> YOUR INSTRUCTIONS: Note every line in the entries that contains the string "Full", and copy it.

> DATASET ENTRIES:
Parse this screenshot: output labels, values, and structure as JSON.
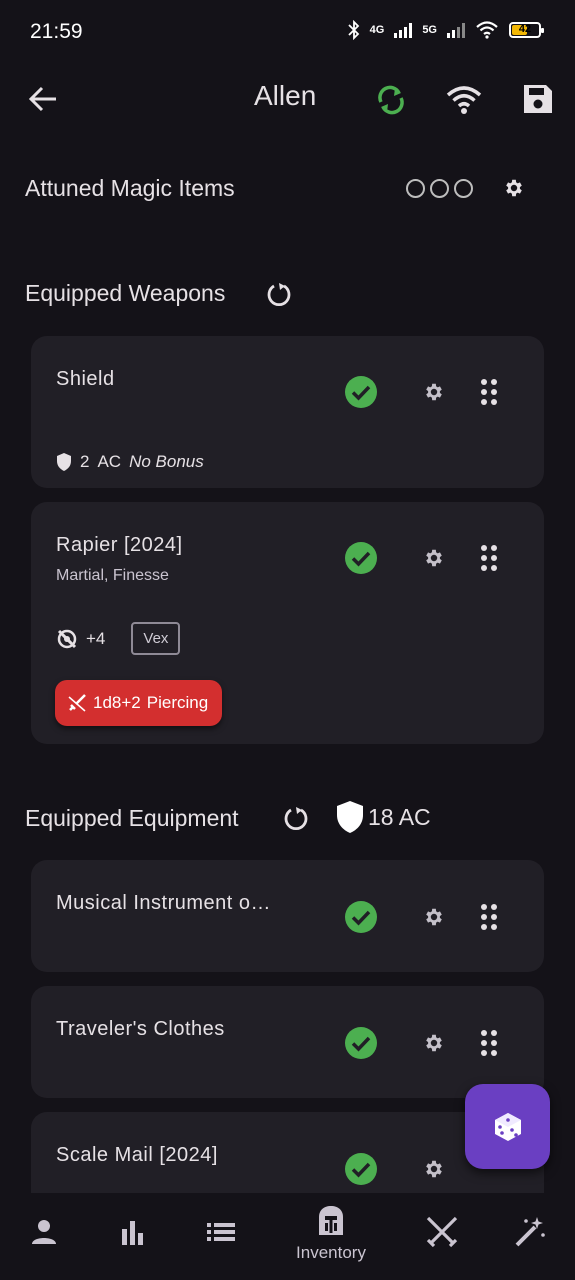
{
  "status": {
    "time": "21:59",
    "net1": "4G",
    "net2": "5G",
    "battery": "42"
  },
  "appbar": {
    "title": "Allen",
    "icons": [
      "back-arrow-icon",
      "sync-icon",
      "wifi-icon",
      "save-icon"
    ],
    "sync_color": "#4caf50"
  },
  "attuned": {
    "heading": "Attuned Magic Items",
    "slots_total": 3,
    "slots_used": 0
  },
  "weapons": {
    "heading": "Equipped Weapons",
    "items": [
      {
        "name": "Shield",
        "ac_value": "2",
        "ac_label": "AC",
        "bonus": "No Bonus",
        "equipped": true
      },
      {
        "name": "Rapier [2024]",
        "properties": "Martial, Finesse",
        "attack_bonus": "+4",
        "mastery": "Vex",
        "damage": "1d8+2",
        "damage_type": "Piercing",
        "equipped": true
      }
    ]
  },
  "equipment": {
    "heading": "Equipped Equipment",
    "ac_total": "18 AC",
    "items": [
      {
        "name": "Musical Instrument o…",
        "equipped": true
      },
      {
        "name": "Traveler's Clothes",
        "equipped": true
      },
      {
        "name": "Scale Mail [2024]",
        "equipped": true
      }
    ]
  },
  "fab": {
    "icon": "dice-icon",
    "color": "#6a3fc2"
  },
  "nav": {
    "items": [
      {
        "icon": "person-icon"
      },
      {
        "icon": "bar-chart-icon"
      },
      {
        "icon": "list-icon"
      },
      {
        "icon": "helmet-icon",
        "label": "Inventory",
        "active": true
      },
      {
        "icon": "crossed-swords-icon"
      },
      {
        "icon": "magic-wand-icon"
      }
    ]
  },
  "colors": {
    "background": "#141218",
    "card": "#211f26",
    "check": "#4caf50",
    "damage_chip": "#d32f2f"
  }
}
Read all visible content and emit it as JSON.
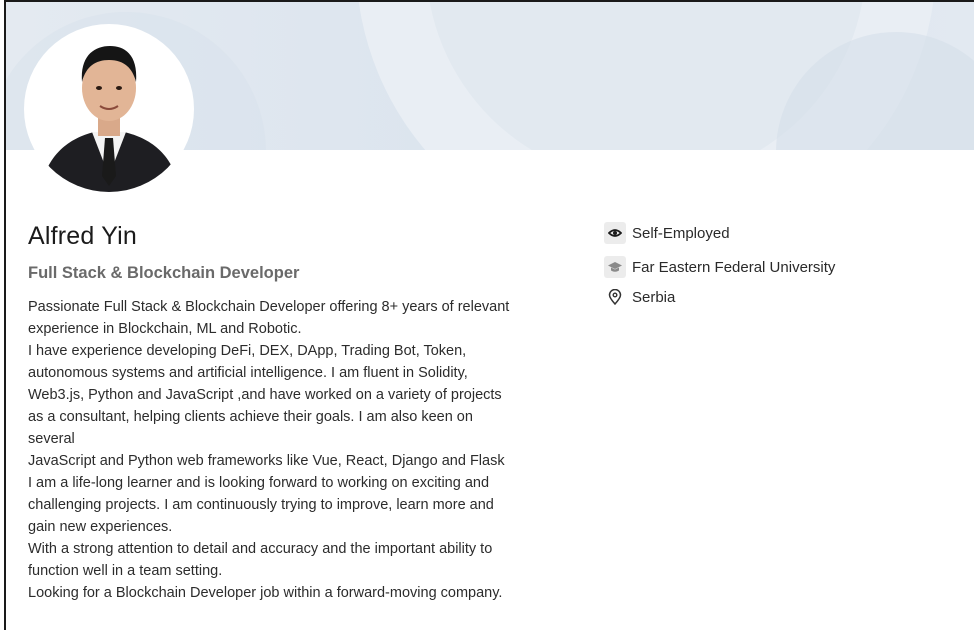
{
  "profile": {
    "name": "Alfred Yin",
    "headline": "Full Stack & Blockchain Developer",
    "about_lines": [
      "Passionate Full Stack & Blockchain Developer offering 8+ years of relevant",
      "experience in Blockchain, ML and Robotic.",
      "I have experience developing DeFi, DEX, DApp, Trading Bot, Token,",
      "autonomous systems and artificial intelligence. I am fluent in Solidity,",
      "Web3.js, Python and JavaScript ,and have worked on a variety of projects",
      "as a consultant, helping clients achieve their goals. I am also keen on",
      "several",
      "JavaScript and Python web frameworks like Vue, React, Django and Flask",
      "I am a life-long learner and is looking forward to working on exciting and",
      "challenging projects. I am continuously trying to improve, learn more and",
      "gain new experiences.",
      "With a strong attention to detail and accuracy and the important ability to",
      "function well in a team setting.",
      "Looking for a Blockchain Developer job within a forward-moving company."
    ]
  },
  "sidebar": {
    "employment": {
      "label": "Self-Employed",
      "icon": "briefcase-icon"
    },
    "education": {
      "label": "Far Eastern Federal University",
      "icon": "graduation-cap-icon"
    },
    "location": {
      "label": "Serbia",
      "icon": "location-pin-icon"
    }
  },
  "colors": {
    "banner": "#dfe7ef",
    "text_primary": "#1b1b1b",
    "text_secondary": "#6a6a6a"
  }
}
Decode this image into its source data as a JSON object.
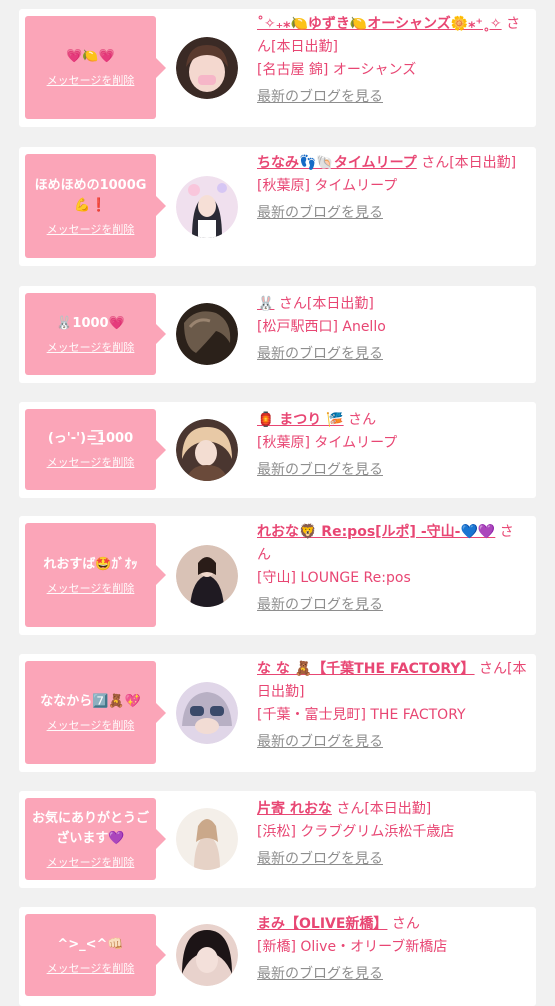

> SOLUTION FOR THIS TASK:
    "headline": "Full Stack & Blockchain Developer",
      "Passionate Full Stack & Blockchain Developer offering 8+ years of relevant",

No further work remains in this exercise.